Nowadays, most dealers use a variant of the industrystandard LIBOR market model to price the PRDCs.
Inputs
 Correlation constants between each factor. Those correlation parameters are usually estimated historically or calibrated to market prices
 FX volatility calibrated to FX Options and user inputs
 IRS volatilities of each currency calibrated based on IRS Swaptions and yield curves
 Yield curve of money market rate1 and rate2 based on deposit rates, futures prices and swap rates
 Basis swap spread curves
 Spot FX rate
Computation
Plain vanilla PRDCs can be broken down into a string of vanilla options.
For Callable PRDCs – which are not replicable – the present value and the risks are now computed using quasiMonte Carlo simulations and can take several hours. The same can be said of the TARN PRDCs and Chooser PRDCs (which are also callable).
Hedging
A plain vanilla PRDC is exposed to the movements in interest rates, FX, volatility (on both interest rates and fx), correlation and basis. Those risks are hedged with interest rate swaps in each currency to reduce interest rate risk, interest rate swaptions in each currency to reduce interest rate volatility exposures, FX Options to reduce FX volatility exposures and Basis swaps to reduce basis risk. Correlation exposure can be partially hedged with correlation swaps.

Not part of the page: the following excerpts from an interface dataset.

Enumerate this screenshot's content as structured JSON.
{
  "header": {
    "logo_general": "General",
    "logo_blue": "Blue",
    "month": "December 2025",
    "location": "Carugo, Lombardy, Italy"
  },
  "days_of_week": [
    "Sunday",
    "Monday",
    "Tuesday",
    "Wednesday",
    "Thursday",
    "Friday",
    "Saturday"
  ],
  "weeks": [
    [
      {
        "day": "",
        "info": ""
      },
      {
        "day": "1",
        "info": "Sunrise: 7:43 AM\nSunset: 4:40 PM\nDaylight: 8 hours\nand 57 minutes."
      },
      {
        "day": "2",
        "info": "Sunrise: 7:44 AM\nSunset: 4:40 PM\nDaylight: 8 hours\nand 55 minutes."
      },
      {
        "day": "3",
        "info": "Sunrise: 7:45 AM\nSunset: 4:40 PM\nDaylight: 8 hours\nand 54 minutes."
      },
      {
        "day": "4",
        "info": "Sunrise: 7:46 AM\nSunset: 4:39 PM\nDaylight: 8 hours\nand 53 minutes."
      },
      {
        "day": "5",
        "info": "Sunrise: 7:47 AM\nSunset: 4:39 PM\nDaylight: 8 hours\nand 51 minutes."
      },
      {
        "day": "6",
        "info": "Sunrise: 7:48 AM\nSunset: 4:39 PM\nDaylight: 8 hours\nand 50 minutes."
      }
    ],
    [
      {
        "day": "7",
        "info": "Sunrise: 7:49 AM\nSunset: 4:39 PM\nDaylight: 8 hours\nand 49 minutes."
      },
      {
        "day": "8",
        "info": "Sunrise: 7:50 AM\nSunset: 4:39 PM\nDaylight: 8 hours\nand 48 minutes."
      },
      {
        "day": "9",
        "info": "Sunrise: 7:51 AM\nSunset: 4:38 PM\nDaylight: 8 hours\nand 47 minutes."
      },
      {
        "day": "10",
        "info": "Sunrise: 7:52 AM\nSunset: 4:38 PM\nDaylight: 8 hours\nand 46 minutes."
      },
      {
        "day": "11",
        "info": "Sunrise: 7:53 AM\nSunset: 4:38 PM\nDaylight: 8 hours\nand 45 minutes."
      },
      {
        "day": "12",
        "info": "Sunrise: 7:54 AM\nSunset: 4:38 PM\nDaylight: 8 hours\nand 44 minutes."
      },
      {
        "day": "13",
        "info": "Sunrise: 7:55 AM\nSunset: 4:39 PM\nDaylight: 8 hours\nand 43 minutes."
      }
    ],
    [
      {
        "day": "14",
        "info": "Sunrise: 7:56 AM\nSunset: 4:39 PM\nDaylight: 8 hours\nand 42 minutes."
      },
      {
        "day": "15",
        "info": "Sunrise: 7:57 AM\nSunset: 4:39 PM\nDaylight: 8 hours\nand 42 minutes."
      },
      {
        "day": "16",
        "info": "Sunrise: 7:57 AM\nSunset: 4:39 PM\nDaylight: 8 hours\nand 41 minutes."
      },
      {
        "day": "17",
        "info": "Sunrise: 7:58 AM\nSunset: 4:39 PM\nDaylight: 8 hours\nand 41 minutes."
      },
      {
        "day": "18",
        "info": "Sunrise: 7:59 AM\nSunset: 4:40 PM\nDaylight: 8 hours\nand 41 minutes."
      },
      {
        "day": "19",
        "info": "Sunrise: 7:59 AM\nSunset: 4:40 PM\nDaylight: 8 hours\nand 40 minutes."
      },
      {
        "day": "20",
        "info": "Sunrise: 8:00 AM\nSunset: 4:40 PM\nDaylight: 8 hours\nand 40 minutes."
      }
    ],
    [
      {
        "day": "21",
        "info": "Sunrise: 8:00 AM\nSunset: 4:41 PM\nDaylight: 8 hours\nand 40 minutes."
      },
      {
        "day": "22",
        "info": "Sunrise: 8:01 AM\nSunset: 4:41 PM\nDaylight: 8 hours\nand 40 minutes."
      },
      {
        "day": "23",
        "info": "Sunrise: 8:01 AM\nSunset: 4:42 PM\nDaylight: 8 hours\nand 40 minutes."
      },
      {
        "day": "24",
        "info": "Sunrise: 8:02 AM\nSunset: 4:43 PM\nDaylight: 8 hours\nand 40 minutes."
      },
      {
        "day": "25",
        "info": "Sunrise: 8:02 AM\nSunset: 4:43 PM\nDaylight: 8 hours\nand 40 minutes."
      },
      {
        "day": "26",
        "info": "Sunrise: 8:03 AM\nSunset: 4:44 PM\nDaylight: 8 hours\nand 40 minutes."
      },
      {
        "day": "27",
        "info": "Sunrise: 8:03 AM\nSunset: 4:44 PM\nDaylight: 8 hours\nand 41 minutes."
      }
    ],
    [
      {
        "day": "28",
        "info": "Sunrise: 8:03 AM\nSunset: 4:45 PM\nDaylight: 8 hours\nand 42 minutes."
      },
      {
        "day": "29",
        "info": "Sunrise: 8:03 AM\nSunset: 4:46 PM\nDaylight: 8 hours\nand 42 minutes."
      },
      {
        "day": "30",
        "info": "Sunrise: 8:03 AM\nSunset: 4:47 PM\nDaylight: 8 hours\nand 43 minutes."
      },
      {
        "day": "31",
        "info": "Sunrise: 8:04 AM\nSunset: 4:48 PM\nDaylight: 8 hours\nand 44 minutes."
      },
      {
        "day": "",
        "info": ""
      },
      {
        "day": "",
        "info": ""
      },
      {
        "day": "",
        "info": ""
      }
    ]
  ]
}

While such hedges are theoretically possible, there are a lot of practical difficulties, largely due to the following situation. The owners of the PRDC notes, usually retail investors, don’t hedge their risks in the market. Only the banks, which are all short the notes, actively hedge and rebalance their positions. In other words, if there is a significant move in FX, for example, all the PRDC books will need the same kind of FX volatility rebalancing at the same time. The note holders would be the natural counterparty for the hedge, but they don’t take part in this market (similar to buyers of portfolio insurance in 1987). This situation often creates “one way markets” and sometimes liquidity squeeze situations in long term FX volatilities, basis swaps or long end AUD interest rate swaps.
The volume of PRDC notes issued has been so large that the hedging and rebalancing requirements far exceed the available liquidity in several key markets. However every model is derived under the assumption that there is sufficient liquidity – in other words, they are potentially mispricing the trades because in this market, a few of the key standard Black–Scholes assumptions (such as zero transaction cost, unlimited liquidity, no jumps in price) break down. No active secondary market ever existed for PRDC and banks usually mark their books to some consensus level provided by an independent company. Anecdotal evidence indicates that nobody would show a bid anywhere close to that consensus level.
PRDC during the Subprime Crisis
PRDC has been the subject of much attention in the market during the subprime mortgage crisis. By the nature of the trade, investment banks hedging the risks for PRDC structured note issuers will have a short cross gamma position between FX volatility, interest rate and FX. In a volatile market where market parameters move in large and correlated steps, investment banks are forced to rebalance their hedges at a loss, often daily.
In particular, when FX spot goes up, the hedger for a PRDC note is expected to pay more coupons on a PRDC note. Thus, the hedger is more likely to call the note, reducing the expected duration of the note. In this situation, the hedger has to partially unwind the hedges done at the inception of the PRDC note. For example, the hedge would have to pay swaps in the foreign currency. If FX spot moves in a correlated fashion with the foreign currency swap rate (that is, foreign currency swap rate increases as FX spot increases), the hedger would need to pay a higher swap rate as FX spot goes up, and receive a lower swap rate as FX spot goes down. This is an example of how the hedger of a PRDC note is short cross gamma.
This was the main driver behind the increased market volatility in FX skew, long dated FX volatility, long dated Japanese Yen and Australian dollar interest rate, especially during the last quarter of 2008.
See also
 Dual currency deposit